Nine Delaware school districts and charter schools will receive a combined $1 million in so-called state Opportunity Grants to benefit low-income students and those learning English, Gov. John Carney’s office announced Wednesday.
The money, which is $4 million less than the Wilmington Education Improvement Commission had sought for city schools alone, will be spread across Delaware. The money is also being allocated during a year when Carney and lawmakers cut $26 million from K-12 public education funding.
The biggest opportunity grant is $200,000 to Colonial School District in northern New Castle to train teachers to help students at suburban schools who have been exposed to trauma. The smallest was $88,656 to Caesar Rodney School District south of Dover so Caesar Rodney High can provide “trauma-informed supports” and other services to its can 750 students who are learning English.

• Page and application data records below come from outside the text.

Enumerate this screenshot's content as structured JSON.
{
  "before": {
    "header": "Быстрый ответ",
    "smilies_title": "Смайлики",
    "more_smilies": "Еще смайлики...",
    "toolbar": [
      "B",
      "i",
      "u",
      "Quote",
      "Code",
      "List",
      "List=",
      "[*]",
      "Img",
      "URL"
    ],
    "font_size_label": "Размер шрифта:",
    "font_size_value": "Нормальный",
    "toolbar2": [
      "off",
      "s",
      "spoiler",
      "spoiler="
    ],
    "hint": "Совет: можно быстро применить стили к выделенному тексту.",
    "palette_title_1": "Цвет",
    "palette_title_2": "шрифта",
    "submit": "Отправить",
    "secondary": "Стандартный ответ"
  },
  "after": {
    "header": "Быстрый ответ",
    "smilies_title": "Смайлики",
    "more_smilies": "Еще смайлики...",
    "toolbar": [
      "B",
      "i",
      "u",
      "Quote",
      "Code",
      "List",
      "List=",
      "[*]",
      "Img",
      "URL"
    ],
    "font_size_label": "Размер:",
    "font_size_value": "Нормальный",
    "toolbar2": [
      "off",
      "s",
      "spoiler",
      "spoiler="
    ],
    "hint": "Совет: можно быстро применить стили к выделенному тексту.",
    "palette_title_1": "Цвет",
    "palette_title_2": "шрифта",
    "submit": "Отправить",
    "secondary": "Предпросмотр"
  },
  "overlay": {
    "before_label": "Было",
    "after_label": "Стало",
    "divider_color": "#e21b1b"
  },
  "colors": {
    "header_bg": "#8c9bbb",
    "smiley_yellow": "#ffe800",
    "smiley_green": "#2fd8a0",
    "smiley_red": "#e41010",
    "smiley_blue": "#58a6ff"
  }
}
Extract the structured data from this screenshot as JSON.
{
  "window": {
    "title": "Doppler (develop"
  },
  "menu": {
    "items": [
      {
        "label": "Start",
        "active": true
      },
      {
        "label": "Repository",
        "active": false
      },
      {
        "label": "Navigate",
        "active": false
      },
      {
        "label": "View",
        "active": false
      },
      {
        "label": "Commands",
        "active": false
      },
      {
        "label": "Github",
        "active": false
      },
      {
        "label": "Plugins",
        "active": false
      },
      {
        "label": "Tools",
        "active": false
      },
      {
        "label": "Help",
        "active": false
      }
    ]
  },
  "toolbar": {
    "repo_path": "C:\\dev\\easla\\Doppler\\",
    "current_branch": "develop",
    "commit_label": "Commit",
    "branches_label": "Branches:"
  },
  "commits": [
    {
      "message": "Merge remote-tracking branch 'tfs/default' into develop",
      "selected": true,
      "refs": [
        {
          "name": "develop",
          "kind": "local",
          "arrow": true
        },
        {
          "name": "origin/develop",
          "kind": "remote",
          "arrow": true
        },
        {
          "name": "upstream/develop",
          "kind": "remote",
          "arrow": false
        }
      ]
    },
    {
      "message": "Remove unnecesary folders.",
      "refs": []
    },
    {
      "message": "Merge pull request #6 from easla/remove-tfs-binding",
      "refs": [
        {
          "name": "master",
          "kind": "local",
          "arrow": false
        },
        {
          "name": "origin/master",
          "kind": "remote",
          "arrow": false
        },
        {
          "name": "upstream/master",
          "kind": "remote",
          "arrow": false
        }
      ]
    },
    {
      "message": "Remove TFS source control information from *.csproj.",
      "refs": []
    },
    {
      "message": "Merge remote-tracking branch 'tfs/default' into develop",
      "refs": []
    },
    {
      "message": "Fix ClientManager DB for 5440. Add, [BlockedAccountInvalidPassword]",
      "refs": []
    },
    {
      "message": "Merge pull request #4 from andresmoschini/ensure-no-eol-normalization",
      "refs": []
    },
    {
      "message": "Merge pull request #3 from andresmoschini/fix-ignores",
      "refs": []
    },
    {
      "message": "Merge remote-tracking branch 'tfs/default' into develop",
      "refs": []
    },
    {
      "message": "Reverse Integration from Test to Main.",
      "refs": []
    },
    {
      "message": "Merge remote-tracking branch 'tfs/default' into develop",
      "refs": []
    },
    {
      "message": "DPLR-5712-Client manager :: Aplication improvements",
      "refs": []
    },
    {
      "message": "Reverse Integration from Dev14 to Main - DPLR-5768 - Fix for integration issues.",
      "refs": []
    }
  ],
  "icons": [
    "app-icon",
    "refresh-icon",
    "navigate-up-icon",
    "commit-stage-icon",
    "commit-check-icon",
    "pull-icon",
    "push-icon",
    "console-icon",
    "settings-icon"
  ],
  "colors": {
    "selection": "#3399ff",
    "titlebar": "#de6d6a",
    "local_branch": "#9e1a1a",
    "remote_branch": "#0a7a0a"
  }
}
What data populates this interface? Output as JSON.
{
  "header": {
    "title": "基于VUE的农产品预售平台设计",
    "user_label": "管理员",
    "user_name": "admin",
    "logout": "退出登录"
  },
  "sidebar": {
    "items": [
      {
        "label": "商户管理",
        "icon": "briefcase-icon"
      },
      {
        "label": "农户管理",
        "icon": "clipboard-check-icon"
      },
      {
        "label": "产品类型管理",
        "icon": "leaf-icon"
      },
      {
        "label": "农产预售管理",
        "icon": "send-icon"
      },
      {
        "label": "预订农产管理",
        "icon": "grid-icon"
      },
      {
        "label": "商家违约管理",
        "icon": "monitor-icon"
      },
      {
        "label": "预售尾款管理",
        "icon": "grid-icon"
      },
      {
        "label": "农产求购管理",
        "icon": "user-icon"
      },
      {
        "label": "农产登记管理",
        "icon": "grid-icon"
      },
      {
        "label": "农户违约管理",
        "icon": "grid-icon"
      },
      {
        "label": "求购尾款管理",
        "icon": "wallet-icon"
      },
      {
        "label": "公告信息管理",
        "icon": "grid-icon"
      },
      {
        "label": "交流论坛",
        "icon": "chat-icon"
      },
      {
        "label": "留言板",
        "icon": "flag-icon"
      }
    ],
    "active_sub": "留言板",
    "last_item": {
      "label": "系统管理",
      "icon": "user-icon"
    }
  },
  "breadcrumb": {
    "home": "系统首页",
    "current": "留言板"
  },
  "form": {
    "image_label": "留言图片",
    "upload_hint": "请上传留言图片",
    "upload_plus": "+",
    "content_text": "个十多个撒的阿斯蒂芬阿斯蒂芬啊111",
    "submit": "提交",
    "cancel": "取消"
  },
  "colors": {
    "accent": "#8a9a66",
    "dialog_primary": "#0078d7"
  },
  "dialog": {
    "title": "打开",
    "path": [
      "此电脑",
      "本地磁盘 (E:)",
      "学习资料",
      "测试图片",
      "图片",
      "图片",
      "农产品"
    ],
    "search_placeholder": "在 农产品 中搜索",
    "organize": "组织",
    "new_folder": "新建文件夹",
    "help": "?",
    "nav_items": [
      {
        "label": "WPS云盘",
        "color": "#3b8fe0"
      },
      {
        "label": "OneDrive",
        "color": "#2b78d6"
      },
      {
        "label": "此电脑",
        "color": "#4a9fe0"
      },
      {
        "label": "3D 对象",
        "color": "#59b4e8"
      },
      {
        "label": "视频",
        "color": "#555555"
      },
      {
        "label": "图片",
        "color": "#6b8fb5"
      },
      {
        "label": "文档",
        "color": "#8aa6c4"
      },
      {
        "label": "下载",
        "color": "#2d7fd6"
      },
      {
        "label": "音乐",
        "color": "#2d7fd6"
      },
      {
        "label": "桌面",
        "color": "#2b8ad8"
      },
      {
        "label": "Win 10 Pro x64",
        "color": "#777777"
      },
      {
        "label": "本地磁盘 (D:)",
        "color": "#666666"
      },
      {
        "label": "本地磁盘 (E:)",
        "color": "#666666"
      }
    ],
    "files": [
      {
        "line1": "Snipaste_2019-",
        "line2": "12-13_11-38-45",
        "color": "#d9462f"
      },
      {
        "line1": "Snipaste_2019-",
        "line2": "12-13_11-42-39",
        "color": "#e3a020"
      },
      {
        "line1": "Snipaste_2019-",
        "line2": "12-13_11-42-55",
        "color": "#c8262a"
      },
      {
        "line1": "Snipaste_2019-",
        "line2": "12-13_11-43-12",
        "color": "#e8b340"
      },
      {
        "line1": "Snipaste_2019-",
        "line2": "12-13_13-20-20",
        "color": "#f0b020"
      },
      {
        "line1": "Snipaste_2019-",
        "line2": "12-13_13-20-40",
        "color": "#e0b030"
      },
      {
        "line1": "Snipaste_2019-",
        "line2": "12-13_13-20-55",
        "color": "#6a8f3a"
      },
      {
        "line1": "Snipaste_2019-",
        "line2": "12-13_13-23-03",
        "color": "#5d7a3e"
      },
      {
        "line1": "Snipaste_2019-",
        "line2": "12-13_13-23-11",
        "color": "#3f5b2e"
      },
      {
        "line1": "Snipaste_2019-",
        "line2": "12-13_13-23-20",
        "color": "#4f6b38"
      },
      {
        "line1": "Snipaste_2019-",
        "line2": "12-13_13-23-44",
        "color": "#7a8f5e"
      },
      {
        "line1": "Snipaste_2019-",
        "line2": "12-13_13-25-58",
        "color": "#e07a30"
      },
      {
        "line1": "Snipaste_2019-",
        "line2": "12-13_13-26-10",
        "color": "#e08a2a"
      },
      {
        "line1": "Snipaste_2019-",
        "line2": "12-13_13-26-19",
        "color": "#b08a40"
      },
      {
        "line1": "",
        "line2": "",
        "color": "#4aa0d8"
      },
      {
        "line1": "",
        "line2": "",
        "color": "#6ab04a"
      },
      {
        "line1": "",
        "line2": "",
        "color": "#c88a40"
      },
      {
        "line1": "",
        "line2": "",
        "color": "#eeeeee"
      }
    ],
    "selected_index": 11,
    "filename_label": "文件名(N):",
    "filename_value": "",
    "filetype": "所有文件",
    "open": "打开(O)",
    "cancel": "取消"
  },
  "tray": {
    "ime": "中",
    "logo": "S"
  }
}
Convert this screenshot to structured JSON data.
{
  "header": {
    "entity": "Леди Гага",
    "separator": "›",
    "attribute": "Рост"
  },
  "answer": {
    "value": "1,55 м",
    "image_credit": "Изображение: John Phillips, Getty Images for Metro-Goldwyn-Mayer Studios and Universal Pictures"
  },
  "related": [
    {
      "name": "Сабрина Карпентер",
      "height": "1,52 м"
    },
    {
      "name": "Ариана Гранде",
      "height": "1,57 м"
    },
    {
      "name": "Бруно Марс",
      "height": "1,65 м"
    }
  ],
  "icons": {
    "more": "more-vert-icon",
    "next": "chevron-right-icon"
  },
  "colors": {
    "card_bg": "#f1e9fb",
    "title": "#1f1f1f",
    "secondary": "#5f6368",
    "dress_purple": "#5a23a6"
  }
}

Students can be adversely affected in the classroom by a variety of trauma in their life — from physical and emotional abuse and neglect to a family death, living in a chaotic or violent home or neighborhood, or from bullying in schools, according to traumaawareschools.com, the website of The Treatment and Services Adaption Center.
In a trauma-informed school, educators and others are “prepared to recognize and respond to those who have been impacted by traumatic stress,” the website says. “Students are provided with clear expectations and communication strategies to guide them through stressful situations. The goal is to not only provide tools to cope with extreme situations but to create an underlying culture of respect and support.”
Carney said in a written statement that the Delaware Department of Education is “working hard to provide schools and educators with the tools they need to more effectively serve students from disadvantaged backgrounds, and close the achievement gap” between low-income students and those of means.
For example, in sixth-grade English, only 34 percent of low-income students were considered “proficient” in the Smarter Balanced standardized tests administered across Delaware, compared with 63 percent of students who were not from low-income households.
The governor said he expects schools receiving the grants to make progress and “will urge them to share their successes with their fellow educators across the state.”
Carney has also created an Office of Innovation and Improvement aimed at helping high-poverty, low-performance schools, especially those in Wilmington.
Among the Wilmington schools receiving a grant is Elbert-Palmer Elementary School, which will get $106,832 to provide resources for students and families dealing with complex trauma. Elbert-Palmer’s district, Christina is “focused on treating trauma as part of a larger effort to reduce student suspensions, increase student attendance, elevate student achievement, and more,” Carney’s office said.
Elbert-Palmer’s principal, Gina Moody, said her “staff will be given resources to become more informed practitioners who engage with students with various social and emotional needs.”
Also receiving money are Red Clay School District’s Richardson Park Elementary, Brandywine district’s Mount Pleasant Elementary, Great Oaks Charter School, Kuumba Academy Charter School, Las Americas Aspira Charter School and Woodbridge district’s Early Childhood Center and Phillis Wheatley Elementary.